Friday, July 9, 2010
Police Union Calls Loffredo "Childish," Council Defeats Police Scheduling Proposal
Loffredo, for his part, said he has no intention of leaving the PRC.
A proposal to shift police patrol officers to a new 4-2 schedule (four days on, two days off) as opposed to the current 5-2, 6-1 schedule (five day on, with two off alternating with 6 on and 1 off), was presented by Acting Police Chief Patrick McMahon. The new schedule had been negotiated with the police union and vetted by the city's Personnel Director Deborah Milardo.
According to McMahon, the new schedule would allow him to more evenly distribute police patrols across the city, avoid overstaffing and shortfalls, and allow the chief to adopt a stricter control for scheduling and sick days. He also said it would provide untold morale benefits for patrol officers who have a stressful work life, and an unpredictable at-home schedule.
"This is a way to provide them more stability," McMahon testified.
He also said that the change would have no cost effect on the city, and this is where Council members opposed to the plan disagreed vehemently with McMahon. The new schedule would effectively reduce the yearly hours of each patrol officer from 2,088 to 1952, or 17.4 days less work each year. Officers annual pay would not be reduced.

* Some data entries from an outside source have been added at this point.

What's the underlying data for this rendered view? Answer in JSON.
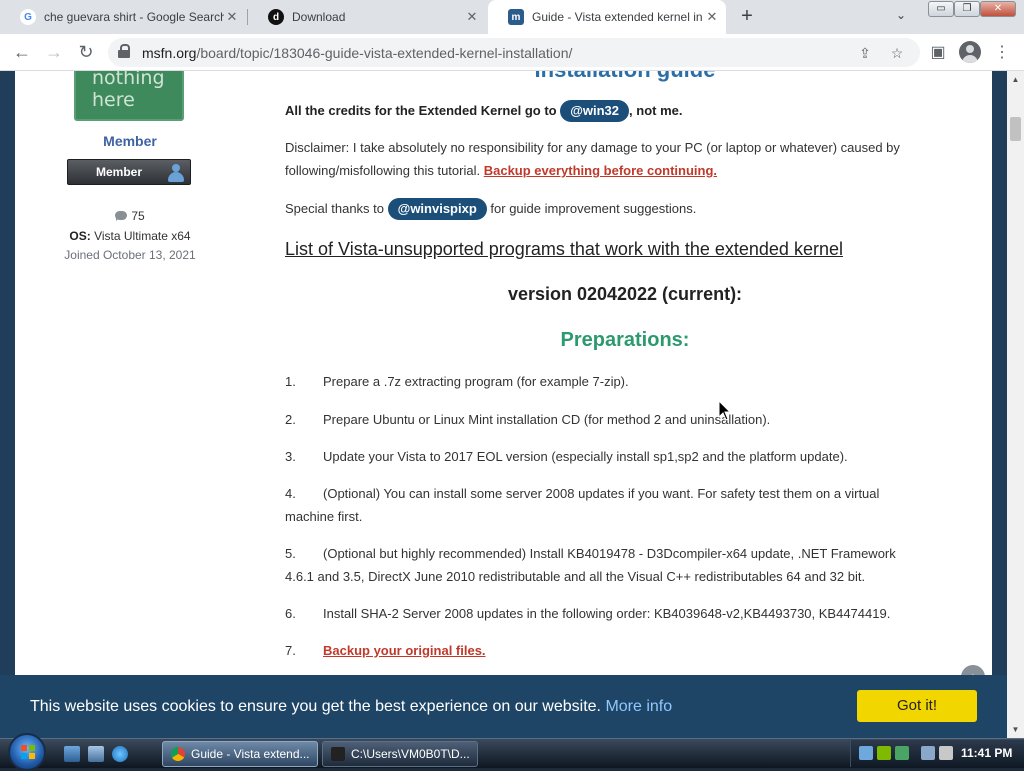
{
  "tabs": [
    {
      "title": "che guevara shirt - Google Search",
      "favicon": "google-g-icon"
    },
    {
      "title": "Download",
      "favicon": "dot-icon"
    },
    {
      "title": "Guide - Vista extended kernel installation",
      "favicon": "msfn-icon",
      "active": true
    }
  ],
  "tab_close_glyph": "✕",
  "new_tab_glyph": "+",
  "window_controls": {
    "minimize": "▭",
    "maximize": "❐",
    "close": "✕"
  },
  "omnibox": {
    "host": "msfn.org",
    "path": "/board/topic/183046-guide-vista-extended-kernel-installation/"
  },
  "sidebar": {
    "avatar_text_line1": "nothing",
    "avatar_text_line2": "here",
    "member_title": "Member",
    "badge_label": "Member",
    "posts_count": "75",
    "os_label": "OS:",
    "os_value": "Vista Ultimate x64",
    "joined": "Joined October 13, 2021"
  },
  "article": {
    "heading_cut": "Installation guide",
    "credits_prefix": "All the credits for the Extended Kernel go to",
    "credits_mention": "@win32",
    "credits_suffix": ", not me.",
    "disclaimer_line1": "Disclaimer: I take absolutely no responsibility for any damage to your PC (or laptop or whatever) caused by",
    "disclaimer_line2_prefix": "following/misfollowing this tutorial.",
    "disclaimer_link": "Backup everything before continuing.",
    "thanks_prefix": "Special thanks to",
    "thanks_mention": "@winvispixp",
    "thanks_suffix": "for guide improvement suggestions.",
    "list_link": "List of Vista-unsupported programs that work with the extended kernel",
    "version": "version 02042022 (current):",
    "preparations": "Preparations:",
    "steps": [
      {
        "num": "1.",
        "text": "Prepare a .7z extracting program (for  example 7-zip)."
      },
      {
        "num": "2.",
        "text": "Prepare Ubuntu or Linux Mint installation CD (for method 2 and uninsallation)."
      },
      {
        "num": "3.",
        "text": "Update your Vista to 2017 EOL version (especially install sp1,sp2 and the platform update)."
      },
      {
        "num": "4.",
        "text": "(Optional) You can install some server 2008 updates if you want. For safety test them on a virtual",
        "text2": "machine first."
      },
      {
        "num": "5.",
        "text": "(Optional but highly recommended) Install KB4019478 - D3Dcompiler-x64 update, .NET Framework",
        "text2": "4.6.1 and 3.5, DirectX June 2010 redistributable and all the Visual C++ redistributables 64 and 32 bit."
      },
      {
        "num": "6.",
        "text": "Install SHA-2 Server 2008 updates in the following order: KB4039648-v2,KB4493730, KB4474419."
      },
      {
        "num": "7.",
        "text": "Backup your original files."
      }
    ]
  },
  "cookie": {
    "message": "This website uses cookies to ensure you get the best experience on our website.",
    "more_info": "More info",
    "button": "Got it!"
  },
  "taskbar": {
    "buttons": [
      {
        "label": "Guide - Vista extend...",
        "active": true
      },
      {
        "label": "C:\\Users\\VM0B0T\\D..."
      }
    ],
    "clock": "11:41 PM"
  },
  "colors": {
    "mention_bg": "#1b4f7a",
    "link_red": "#c0392b",
    "prep_green": "#2c9a6e",
    "cookie_bg": "#1f4566",
    "cookie_button": "#f1d600"
  }
}
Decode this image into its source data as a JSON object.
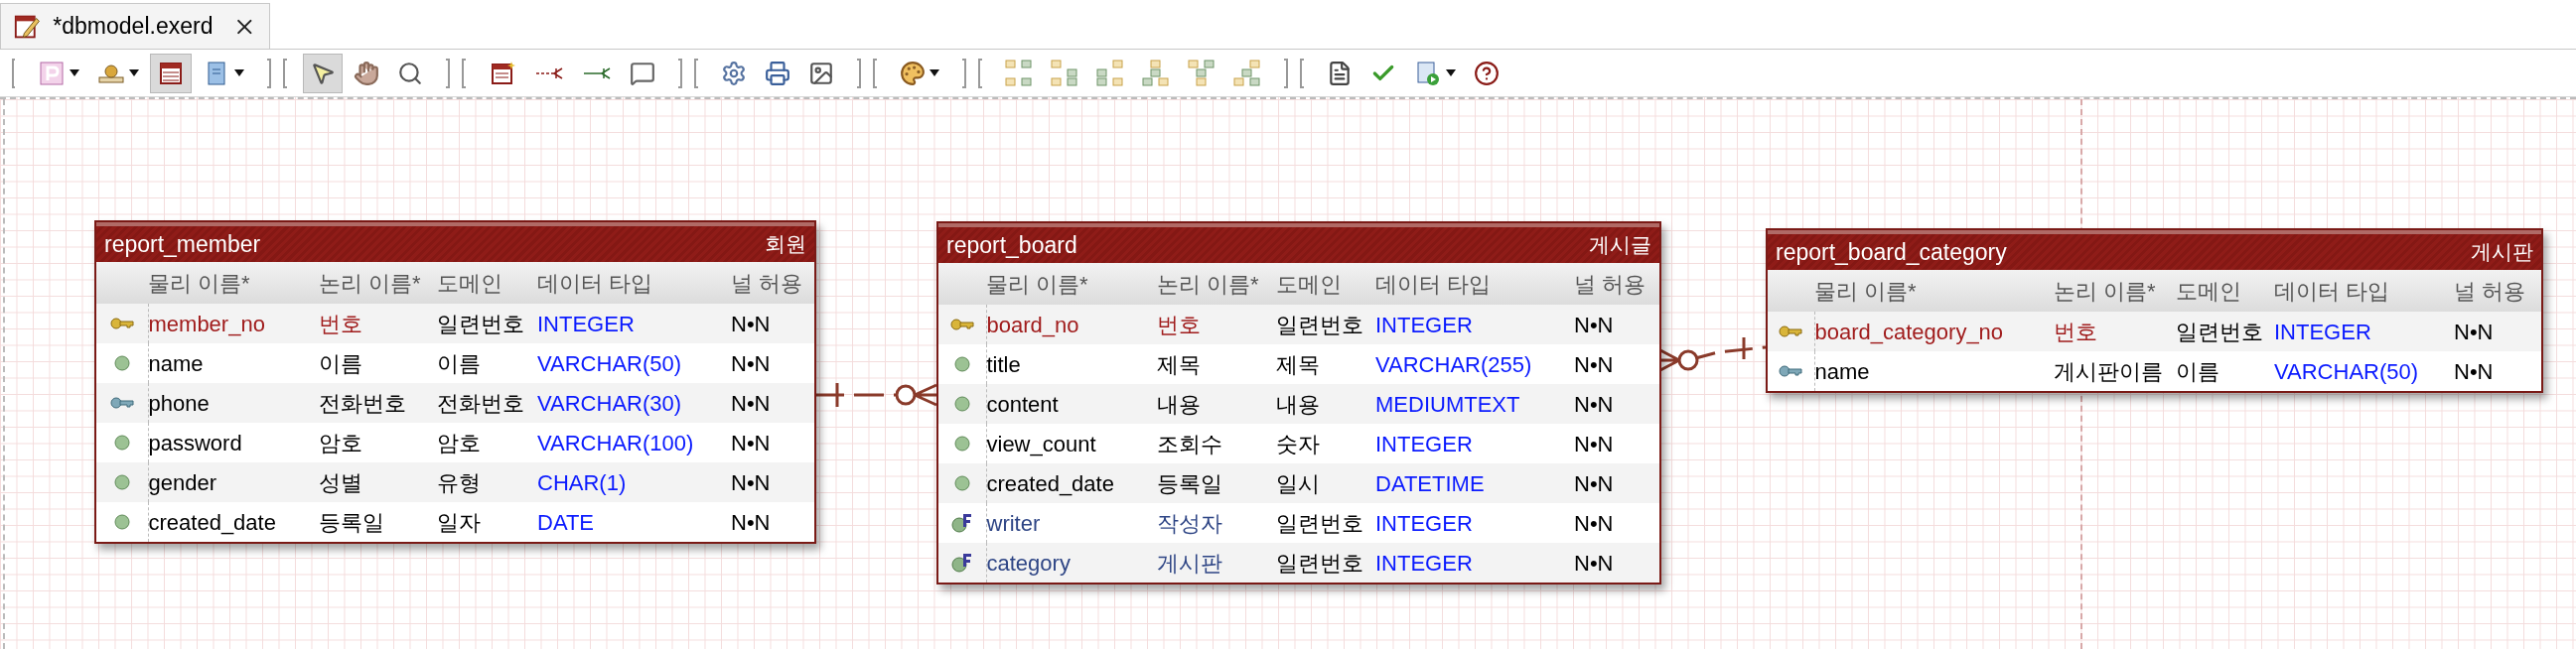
{
  "tab": {
    "title": "*dbmodel.exerd",
    "selected": true
  },
  "toolbar": [
    {
      "selected": false
    },
    {
      "selected": false
    },
    {
      "selected": true
    },
    {
      "selected": false
    },
    {
      "selected": true
    },
    {
      "selected": false
    },
    {
      "selected": false
    },
    {
      "selected": false
    },
    {
      "selected": false
    },
    {
      "selected": false
    },
    {
      "selected": false
    },
    {
      "selected": false
    },
    {
      "selected": false
    },
    {
      "selected": false
    },
    {
      "selected": false
    },
    {
      "selected": false
    },
    {
      "selected": false
    },
    {
      "selected": false
    },
    {
      "selected": false
    },
    {
      "selected": false
    },
    {
      "selected": false
    },
    {
      "selected": false
    },
    {
      "selected": false
    },
    {
      "selected": false
    },
    {
      "selected": false
    }
  ],
  "tables": [
    {
      "name": "report_member",
      "logical_name": "회원",
      "headers": [
        "물리 이름*",
        "논리 이름*",
        "도메인",
        "데이터 타입",
        "널 허용"
      ],
      "columns": [
        {
          "kind": "pk",
          "physical": "member_no",
          "logical": "번호",
          "domain": "일련번호",
          "type": "INTEGER",
          "null": "N•N"
        },
        {
          "kind": "attr",
          "physical": "name",
          "logical": "이름",
          "domain": "이름",
          "type": "VARCHAR(50)",
          "null": "N•N"
        },
        {
          "kind": "ak",
          "physical": "phone",
          "logical": "전화번호",
          "domain": "전화번호",
          "type": "VARCHAR(30)",
          "null": "N•N"
        },
        {
          "kind": "attr",
          "physical": "password",
          "logical": "암호",
          "domain": "암호",
          "type": "VARCHAR(100)",
          "null": "N•N"
        },
        {
          "kind": "attr",
          "physical": "gender",
          "logical": "성별",
          "domain": "유형",
          "type": "CHAR(1)",
          "null": "N•N"
        },
        {
          "kind": "attr",
          "physical": "created_date",
          "logical": "등록일",
          "domain": "일자",
          "type": "DATE",
          "null": "N•N"
        }
      ]
    },
    {
      "name": "report_board",
      "logical_name": "게시글",
      "headers": [
        "물리 이름*",
        "논리 이름*",
        "도메인",
        "데이터 타입",
        "널 허용"
      ],
      "columns": [
        {
          "kind": "pk",
          "physical": "board_no",
          "logical": "번호",
          "domain": "일련번호",
          "type": "INTEGER",
          "null": "N•N"
        },
        {
          "kind": "attr",
          "physical": "title",
          "logical": "제목",
          "domain": "제목",
          "type": "VARCHAR(255)",
          "null": "N•N"
        },
        {
          "kind": "attr",
          "physical": "content",
          "logical": "내용",
          "domain": "내용",
          "type": "MEDIUMTEXT",
          "null": "N•N"
        },
        {
          "kind": "attr",
          "physical": "view_count",
          "logical": "조회수",
          "domain": "숫자",
          "type": "INTEGER",
          "null": "N•N"
        },
        {
          "kind": "attr",
          "physical": "created_date",
          "logical": "등록일",
          "domain": "일시",
          "type": "DATETIME",
          "null": "N•N"
        },
        {
          "kind": "fk",
          "physical": "writer",
          "logical": "작성자",
          "domain": "일련번호",
          "type": "INTEGER",
          "null": "N•N"
        },
        {
          "kind": "fk",
          "physical": "category",
          "logical": "게시판",
          "domain": "일련번호",
          "type": "INTEGER",
          "null": "N•N"
        }
      ]
    },
    {
      "name": "report_board_category",
      "logical_name": "게시판",
      "headers": [
        "물리 이름*",
        "논리 이름*",
        "도메인",
        "데이터 타입",
        "널 허용"
      ],
      "columns": [
        {
          "kind": "pk",
          "physical": "board_category_no",
          "logical": "번호",
          "domain": "일련번호",
          "type": "INTEGER",
          "null": "N•N"
        },
        {
          "kind": "ak",
          "physical": "name",
          "logical": "게시판이름",
          "domain": "이름",
          "type": "VARCHAR(50)",
          "null": "N•N"
        }
      ]
    }
  ]
}
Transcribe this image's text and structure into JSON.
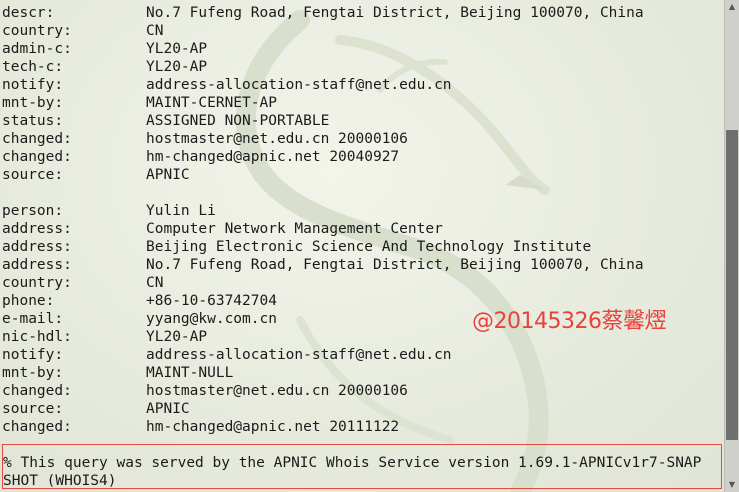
{
  "records": [
    {
      "key": "descr:",
      "value": "No.7 Fufeng Road, Fengtai District, Beijing 100070, China"
    },
    {
      "key": "country:",
      "value": "CN"
    },
    {
      "key": "admin-c:",
      "value": "YL20-AP"
    },
    {
      "key": "tech-c:",
      "value": "YL20-AP"
    },
    {
      "key": "notify:",
      "value": "address-allocation-staff@net.edu.cn"
    },
    {
      "key": "mnt-by:",
      "value": "MAINT-CERNET-AP"
    },
    {
      "key": "status:",
      "value": "ASSIGNED NON-PORTABLE"
    },
    {
      "key": "changed:",
      "value": "hostmaster@net.edu.cn 20000106"
    },
    {
      "key": "changed:",
      "value": "hm-changed@apnic.net 20040927"
    },
    {
      "key": "source:",
      "value": "APNIC"
    },
    {
      "key": "",
      "value": ""
    },
    {
      "key": "person:",
      "value": "Yulin Li"
    },
    {
      "key": "address:",
      "value": "Computer Network Management Center"
    },
    {
      "key": "address:",
      "value": "Beijing Electronic Science And Technology Institute"
    },
    {
      "key": "address:",
      "value": "No.7 Fufeng Road, Fengtai District, Beijing 100070, China"
    },
    {
      "key": "country:",
      "value": "CN"
    },
    {
      "key": "phone:",
      "value": "+86-10-63742704"
    },
    {
      "key": "e-mail:",
      "value": "yyang@kw.com.cn"
    },
    {
      "key": "nic-hdl:",
      "value": "YL20-AP"
    },
    {
      "key": "notify:",
      "value": "address-allocation-staff@net.edu.cn"
    },
    {
      "key": "mnt-by:",
      "value": "MAINT-NULL"
    },
    {
      "key": "changed:",
      "value": "hostmaster@net.edu.cn 20000106"
    },
    {
      "key": "source:",
      "value": "APNIC"
    },
    {
      "key": "changed:",
      "value": "hm-changed@apnic.net 20111122"
    }
  ],
  "footer": {
    "line1": "% This query was served by the APNIC Whois Service version 1.69.1-APNICv1r7-SNAP",
    "line2": "SHOT (WHOIS4)"
  },
  "watermark": "@20145326蔡馨熤",
  "colors": {
    "text": "#1b1b1b",
    "watermark": "#e8423b",
    "highlight_border": "#e24a3d"
  },
  "icons": {
    "background": "kali-dragon-icon"
  }
}
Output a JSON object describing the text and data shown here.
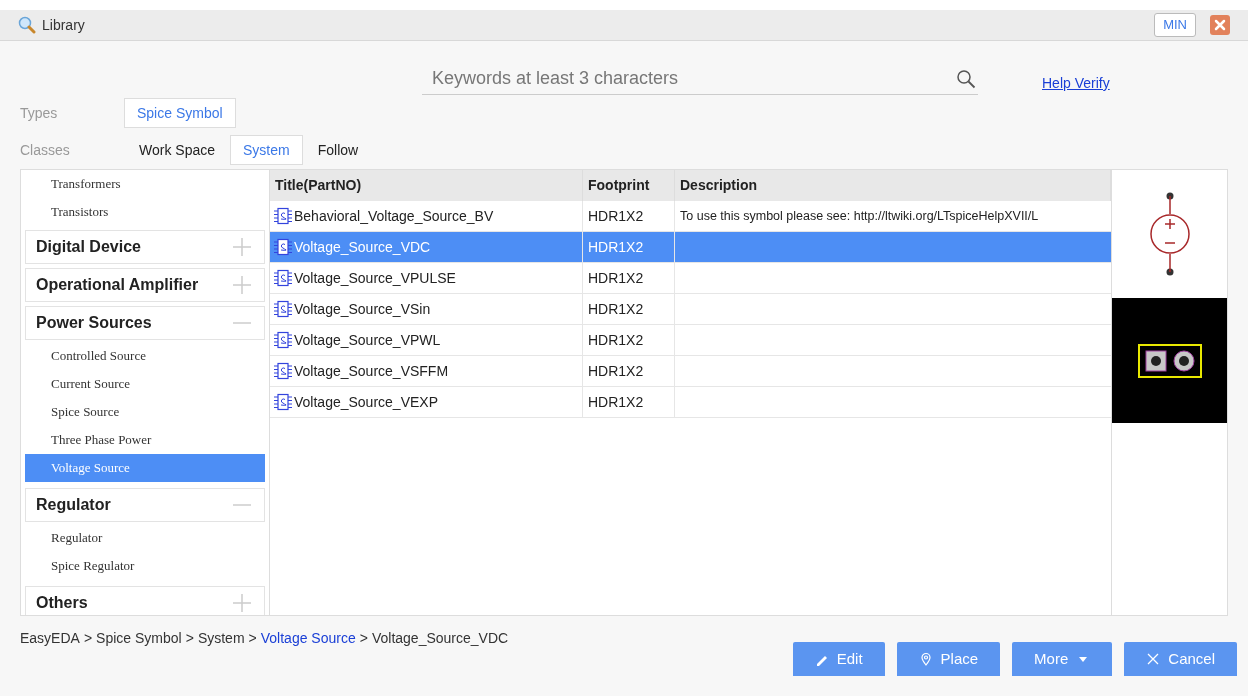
{
  "window": {
    "title": "Library",
    "min_button": "MIN"
  },
  "search": {
    "placeholder": "Keywords at least 3 characters"
  },
  "help_link": "Help Verify",
  "types": {
    "label": "Types",
    "options": [
      {
        "label": "Spice Symbol",
        "selected": true
      }
    ]
  },
  "classes": {
    "label": "Classes",
    "options": [
      {
        "label": "Work Space",
        "selected": false
      },
      {
        "label": "System",
        "selected": true
      },
      {
        "label": "Follow",
        "selected": false
      }
    ]
  },
  "tree": [
    {
      "kind": "leaf",
      "label": "Transformers",
      "selected": false
    },
    {
      "kind": "leaf",
      "label": "Transistors",
      "selected": false
    },
    {
      "kind": "group",
      "label": "Digital Device",
      "expanded": false
    },
    {
      "kind": "group",
      "label": "Operational Amplifier",
      "expanded": false
    },
    {
      "kind": "group",
      "label": "Power Sources",
      "expanded": true,
      "children": [
        {
          "label": "Controlled Source",
          "selected": false
        },
        {
          "label": "Current Source",
          "selected": false
        },
        {
          "label": "Spice Source",
          "selected": false
        },
        {
          "label": "Three Phase Power",
          "selected": false
        },
        {
          "label": "Voltage Source",
          "selected": true
        }
      ]
    },
    {
      "kind": "group",
      "label": "Regulator",
      "expanded": true,
      "children": [
        {
          "label": "Regulator",
          "selected": false
        },
        {
          "label": "Spice Regulator",
          "selected": false
        }
      ]
    },
    {
      "kind": "group",
      "label": "Others",
      "expanded": false
    }
  ],
  "table": {
    "columns": [
      "Title(PartNO)",
      "Footprint",
      "Description"
    ],
    "rows": [
      {
        "title": "Behavioral_Voltage_Source_BV",
        "footprint": "HDR1X2",
        "description": "To use this symbol please see: http://ltwiki.org/LTspiceHelpXVII/L",
        "selected": false
      },
      {
        "title": "Voltage_Source_VDC",
        "footprint": "HDR1X2",
        "selected": true
      },
      {
        "title": "Voltage_Source_VPULSE",
        "footprint": "HDR1X2",
        "selected": false
      },
      {
        "title": "Voltage_Source_VSin",
        "footprint": "HDR1X2",
        "selected": false
      },
      {
        "title": "Voltage_Source_VPWL",
        "footprint": "HDR1X2",
        "selected": false
      },
      {
        "title": "Voltage_Source_VSFFM",
        "footprint": "HDR1X2",
        "selected": false
      },
      {
        "title": "Voltage_Source_VEXP",
        "footprint": "HDR1X2",
        "selected": false
      }
    ]
  },
  "breadcrumb": {
    "separator": ">",
    "items": [
      {
        "label": "EasyEDA",
        "link": false
      },
      {
        "label": "Spice Symbol",
        "link": false
      },
      {
        "label": "System",
        "link": false
      },
      {
        "label": "Voltage Source",
        "link": true
      },
      {
        "label": "Voltage_Source_VDC",
        "link": false
      }
    ]
  },
  "buttons": [
    {
      "kind": "edit",
      "label": "Edit"
    },
    {
      "kind": "place",
      "label": "Place"
    },
    {
      "kind": "more",
      "label": "More"
    },
    {
      "kind": "cancel",
      "label": "Cancel"
    }
  ]
}
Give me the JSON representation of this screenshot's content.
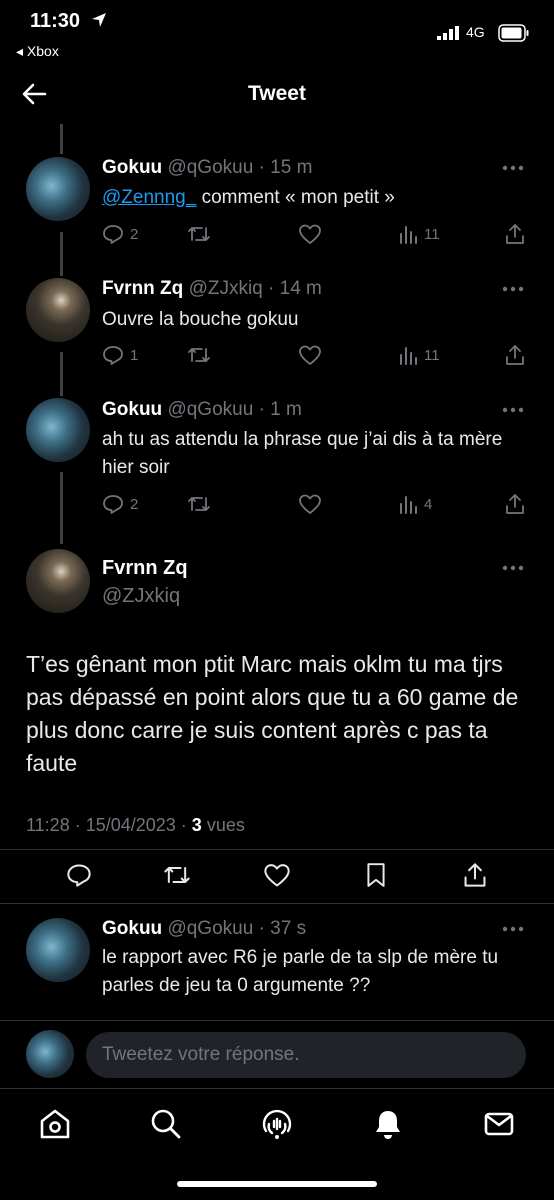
{
  "status_bar": {
    "time": "11:30",
    "back_app": "◂ Xbox",
    "network": "4G"
  },
  "header": {
    "title": "Tweet"
  },
  "replies_above": [
    {
      "name": "Gokuu",
      "handle": "@qGokuu",
      "time": "· 15 m",
      "mention": "@Zennng_",
      "text": " comment « mon petit »",
      "replies": "2",
      "views": "11"
    },
    {
      "name": "Fvrnn Zq",
      "handle": "@ZJxkiq",
      "time": "· 14 m",
      "text": "Ouvre la bouche gokuu",
      "replies": "1",
      "views": "11"
    },
    {
      "name": "Gokuu",
      "handle": "@qGokuu",
      "time": "· 1 m",
      "text": "ah tu as attendu la phrase que j’ai dis à ta mère hier soir",
      "replies": "2",
      "views": "4"
    }
  ],
  "main_tweet": {
    "name": "Fvrnn Zq",
    "handle": "@ZJxkiq",
    "text": "T’es gênant mon ptit Marc mais oklm tu ma tjrs pas dépassé en point alors que tu a 60 game de plus donc carre je suis content après c pas ta faute",
    "datetime": "11:28 · 15/04/2023 · ",
    "views_count": "3",
    "views_label": " vues"
  },
  "reply_below": {
    "name": "Gokuu",
    "handle": "@qGokuu",
    "time": "· 37 s",
    "text": "le rapport avec R6 je parle de ta slp de mère tu parles de jeu ta 0 argumente ??"
  },
  "reply_bar": {
    "placeholder": "Tweetez votre réponse."
  },
  "icons": [
    "back-arrow-icon",
    "more-icon",
    "reply-icon",
    "retweet-icon",
    "like-icon",
    "views-icon",
    "share-icon",
    "bookmark-icon",
    "home-icon",
    "search-icon",
    "spaces-icon",
    "notifications-icon",
    "messages-icon"
  ],
  "colors": {
    "background": "#000000",
    "text": "#e7e9ea",
    "secondary": "#71767b",
    "mention": "#1d9bf0",
    "divider": "#2f3336"
  }
}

Daley and Loffredo argued that in difficult financial times it would be hard to sell a reduction in hours without a reduction in pay to the taxpaying public.
Council member Phil Pessina, a former member of the Middletown Police Department, argued passionately in favor of implementing the new scheduling plan. In addition, he was angered by the introduction of a complex substitute resolution by Loffredo which was designed to reject the planned schedule change. In it, Loffredo cited what he termed an "illegal" arbitration modification by the mayor and the police union along with his financial objections, which he had aired at the recent PRC meeting at which he admitted he "became heated."
Pessina accused Loffredo and his Democratic colleagues of "dropping the resolution" at the last minute to avoid scrutiny by Republican members and the general public.
Pessina said the amended resolution should have been reviewed by the mayor, the personnel diretor and the finance director. He cited the difficult and dangerous work lives of police officers as the reason a schedule change, with less work days, and more weekends at home, should be adopted.
"If we don't adopt this change we are doing a disservice to the men and women who are working on our streets," Pessina said.
After the meeting, officer Puorro said that the police union would take the issue to binding arbitration where "it will cost the city thousands" to settle the matter.
"We're disappointed in the Democratic majority," Puorro said. "It's obvious they don't care about the police officers who work on patrol."
The substitute resolution to reject the proposed schedule change was adopted by a six to four vote along party lines.
In other business, the Common Council voted to $150,000 in funding for preliminary exploration of remediation of the former City landfill at the former Omo Manufacturing site. They also voted to inform the federal EPA that the city will pursue a lead role in cleanup at the site.
The Council also approved a waiver of building permit fees, amounting to $156,000 for the construction of the proposed new headquarters and medical building for the Community Health Center.